▸ Records

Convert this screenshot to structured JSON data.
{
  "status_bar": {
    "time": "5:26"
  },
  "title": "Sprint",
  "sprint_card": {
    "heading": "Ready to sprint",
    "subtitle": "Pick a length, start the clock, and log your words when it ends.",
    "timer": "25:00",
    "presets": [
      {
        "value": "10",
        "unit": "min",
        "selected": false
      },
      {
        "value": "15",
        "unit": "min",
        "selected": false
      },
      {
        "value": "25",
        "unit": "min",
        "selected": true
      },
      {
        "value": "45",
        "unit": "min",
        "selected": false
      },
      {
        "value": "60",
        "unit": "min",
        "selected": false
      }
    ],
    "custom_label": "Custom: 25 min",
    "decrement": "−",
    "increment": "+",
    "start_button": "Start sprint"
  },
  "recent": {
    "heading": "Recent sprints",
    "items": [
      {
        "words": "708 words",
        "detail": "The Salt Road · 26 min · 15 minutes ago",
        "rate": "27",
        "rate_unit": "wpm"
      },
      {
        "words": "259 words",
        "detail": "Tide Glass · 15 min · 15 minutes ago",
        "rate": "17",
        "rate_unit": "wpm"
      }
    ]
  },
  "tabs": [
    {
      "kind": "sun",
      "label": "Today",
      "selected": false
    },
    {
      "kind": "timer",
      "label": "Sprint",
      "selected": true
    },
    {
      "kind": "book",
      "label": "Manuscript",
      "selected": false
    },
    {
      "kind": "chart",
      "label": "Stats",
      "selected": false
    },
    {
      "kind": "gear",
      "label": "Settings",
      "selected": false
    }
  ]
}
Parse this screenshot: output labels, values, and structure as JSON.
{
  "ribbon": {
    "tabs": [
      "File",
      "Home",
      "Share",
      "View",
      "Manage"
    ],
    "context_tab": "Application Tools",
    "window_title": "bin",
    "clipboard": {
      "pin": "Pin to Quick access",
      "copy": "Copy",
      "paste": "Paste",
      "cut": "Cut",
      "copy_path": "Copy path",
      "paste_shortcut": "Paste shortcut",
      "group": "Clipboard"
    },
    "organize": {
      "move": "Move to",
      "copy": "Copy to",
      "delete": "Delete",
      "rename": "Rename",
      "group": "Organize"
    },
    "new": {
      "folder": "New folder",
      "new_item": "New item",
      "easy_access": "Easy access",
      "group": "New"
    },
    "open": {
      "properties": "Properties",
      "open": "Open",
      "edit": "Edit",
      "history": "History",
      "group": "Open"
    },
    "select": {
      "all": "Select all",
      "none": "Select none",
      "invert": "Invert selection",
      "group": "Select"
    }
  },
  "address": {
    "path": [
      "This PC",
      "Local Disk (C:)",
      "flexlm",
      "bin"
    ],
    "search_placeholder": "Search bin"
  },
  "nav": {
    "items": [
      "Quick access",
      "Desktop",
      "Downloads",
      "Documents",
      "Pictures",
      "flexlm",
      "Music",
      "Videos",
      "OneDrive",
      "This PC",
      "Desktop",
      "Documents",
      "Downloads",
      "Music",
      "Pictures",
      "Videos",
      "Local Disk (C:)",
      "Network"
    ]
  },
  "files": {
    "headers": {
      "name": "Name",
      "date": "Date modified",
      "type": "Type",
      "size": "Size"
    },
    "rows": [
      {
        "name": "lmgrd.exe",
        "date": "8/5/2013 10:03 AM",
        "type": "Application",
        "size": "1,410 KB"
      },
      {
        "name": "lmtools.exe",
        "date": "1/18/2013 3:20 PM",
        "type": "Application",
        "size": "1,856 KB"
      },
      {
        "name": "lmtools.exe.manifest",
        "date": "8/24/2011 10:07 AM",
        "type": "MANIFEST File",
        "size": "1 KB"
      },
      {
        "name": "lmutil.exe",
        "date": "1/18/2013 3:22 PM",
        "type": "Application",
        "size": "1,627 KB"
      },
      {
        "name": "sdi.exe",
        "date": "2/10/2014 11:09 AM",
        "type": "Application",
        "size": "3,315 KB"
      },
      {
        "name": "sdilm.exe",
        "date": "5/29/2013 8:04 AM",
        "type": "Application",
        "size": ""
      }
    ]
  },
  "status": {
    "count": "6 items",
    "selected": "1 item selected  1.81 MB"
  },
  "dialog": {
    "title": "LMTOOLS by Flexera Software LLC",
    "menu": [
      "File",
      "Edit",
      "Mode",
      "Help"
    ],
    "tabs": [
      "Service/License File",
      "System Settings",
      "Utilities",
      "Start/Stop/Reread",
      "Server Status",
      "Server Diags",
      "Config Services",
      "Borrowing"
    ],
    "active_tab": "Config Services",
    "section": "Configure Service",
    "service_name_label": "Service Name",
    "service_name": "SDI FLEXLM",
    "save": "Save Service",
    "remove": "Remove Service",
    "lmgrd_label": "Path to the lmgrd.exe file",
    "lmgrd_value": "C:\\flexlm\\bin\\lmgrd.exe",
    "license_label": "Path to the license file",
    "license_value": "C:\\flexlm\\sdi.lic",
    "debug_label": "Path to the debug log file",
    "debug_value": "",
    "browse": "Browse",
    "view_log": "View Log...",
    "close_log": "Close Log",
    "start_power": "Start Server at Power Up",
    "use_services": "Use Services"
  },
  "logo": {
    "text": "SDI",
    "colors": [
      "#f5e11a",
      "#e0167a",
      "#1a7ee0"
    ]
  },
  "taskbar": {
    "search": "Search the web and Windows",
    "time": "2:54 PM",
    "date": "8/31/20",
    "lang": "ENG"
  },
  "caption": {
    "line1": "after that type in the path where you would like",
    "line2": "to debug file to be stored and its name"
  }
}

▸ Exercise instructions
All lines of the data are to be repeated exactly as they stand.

▸ Worked solution
Convert this screenshot to structured JSON data.
{
  "status_bar": {
    "time": "5:26"
  },
  "title": "Sprint",
  "sprint_card": {
    "heading": "Ready to sprint",
    "subtitle": "Pick a length, start the clock, and log your words when it ends.",
    "timer": "25:00",
    "presets": [
      {
        "value": "10",
        "unit": "min",
        "selected": false
      },
      {
        "value": "15",
        "unit": "min",
        "selected": false
      },
      {
        "value": "25",
        "unit": "min",
        "selected": true
      },
      {
        "value": "45",
        "unit": "min",
        "selected": false
      },
      {
        "value": "60",
        "unit": "min",
        "selected": false
      }
    ],
    "custom_label": "Custom: 25 min",
    "decrement": "−",
    "increment": "+",
    "start_button": "Start sprint"
  },
  "recent": {
    "heading": "Recent sprints",
    "items": [
      {
        "words": "708 words",
        "detail": "The Salt Road · 26 min · 15 minutes ago",
        "rate": "27",
        "rate_unit": "wpm"
      },
      {
        "words": "259 words",
        "detail": "Tide Glass · 15 min · 15 minutes ago",
        "rate": "17",
        "rate_unit": "wpm"
      }
    ]
  },
  "tabs": [
    {
      "kind": "sun",
      "label": "Today",
      "selected": false
    },
    {
      "kind": "timer",
      "label": "Sprint",
      "selected": true
    },
    {
      "kind": "book",
      "label": "Manuscript",
      "selected": false
    },
    {
      "kind": "chart",
      "label": "Stats",
      "selected": false
    },
    {
      "kind": "gear",
      "label": "Settings",
      "selected": false
    }
  ]
}
Parse this screenshot: output labels, values, and structure as JSON.
{
  "ribbon": {
    "tabs": [
      "File",
      "Home",
      "Share",
      "View",
      "Manage"
    ],
    "context_tab": "Application Tools",
    "window_title": "bin",
    "clipboard": {
      "pin": "Pin to Quick access",
      "copy": "Copy",
      "paste": "Paste",
      "cut": "Cut",
      "copy_path": "Copy path",
      "paste_shortcut": "Paste shortcut",
      "group": "Clipboard"
    },
    "organize": {
      "move": "Move to",
      "copy": "Copy to",
      "delete": "Delete",
      "rename": "Rename",
      "group": "Organize"
    },
    "new": {
      "folder": "New folder",
      "new_item": "New item",
      "easy_access": "Easy access",
      "group": "New"
    },
    "open": {
      "properties": "Properties",
      "open": "Open",
      "edit": "Edit",
      "history": "History",
      "group": "Open"
    },
    "select": {
      "all": "Select all",
      "none": "Select none",
      "invert": "Invert selection",
      "group": "Select"
    }
  },
  "address": {
    "path": [
      "This PC",
      "Local Disk (C:)",
      "flexlm",
      "bin"
    ],
    "search_placeholder": "Search bin"
  },
  "nav": {
    "items": [
      "Quick access",
      "Desktop",
      "Downloads",
      "Documents",
      "Pictures",
      "flexlm",
      "Music",
      "Videos",
      "OneDrive",
      "This PC",
      "Desktop",
      "Documents",
      "Downloads",
      "Music",
      "Pictures",
      "Videos",
      "Local Disk (C:)",
      "Network"
    ]
  },
  "files": {
    "headers": {
      "name": "Name",
      "date": "Date modified",
      "type": "Type",
      "size": "Size"
    },
    "rows": [
      {
        "name": "lmgrd.exe",
        "date": "8/5/2013 10:03 AM",
        "type": "Application",
        "size": "1,410 KB"
      },
      {
        "name": "lmtools.exe",
        "date": "1/18/2013 3:20 PM",
        "type": "Application",
        "size": "1,856 KB"
      },
      {
        "name": "lmtools.exe.manifest",
        "date": "8/24/2011 10:07 AM",
        "type": "MANIFEST File",
        "size": "1 KB"
      },
      {
        "name": "lmutil.exe",
        "date": "1/18/2013 3:22 PM",
        "type": "Application",
        "size": "1,627 KB"
      },
      {
        "name": "sdi.exe",
        "date": "2/10/2014 11:09 AM",
        "type": "Application",
        "size": "3,315 KB"
      },
      {
        "name": "sdilm.exe",
        "date": "5/29/2013 8:04 AM",
        "type": "Application",
        "size": ""
      }
    ]
  },
  "status": {
    "count": "6 items",
    "selected": "1 item selected  1.81 MB"
  },
  "dialog": {
    "title": "LMTOOLS by Flexera Software LLC",
    "menu": [
      "File",
      "Edit",
      "Mode",
      "Help"
    ],
    "tabs": [
      "Service/License File",
      "System Settings",
      "Utilities",
      "Start/Stop/Reread",
      "Server Status",
      "Server Diags",
      "Config Services",
      "Borrowing"
    ],
    "active_tab": "Config Services",
    "section": "Configure Service",
    "service_name_label": "Service Name",
    "service_name": "SDI FLEXLM",
    "save": "Save Service",
    "remove": "Remove Service",
    "lmgrd_label": "Path to the lmgrd.exe file",
    "lmgrd_value": "C:\\flexlm\\bin\\lmgrd.exe",
    "license_label": "Path to the license file",
    "license_value": "C:\\flexlm\\sdi.lic",
    "debug_label": "Path to the debug log file",
    "debug_value": "",
    "browse": "Browse",
    "view_log": "View Log...",
    "close_log": "Close Log",
    "start_power": "Start Server at Power Up",
    "use_services": "Use Services"
  },
  "logo": {
    "text": "SDI",
    "colors": [
      "#f5e11a",
      "#e0167a",
      "#1a7ee0"
    ]
  },
  "taskbar": {
    "search": "Search the web and Windows",
    "time": "2:54 PM",
    "date": "8/31/20",
    "lang": "ENG"
  },
  "caption": {
    "line1": "after that type in the path where you would like",
    "line2": "to debug file to be stored and its name"
  }
}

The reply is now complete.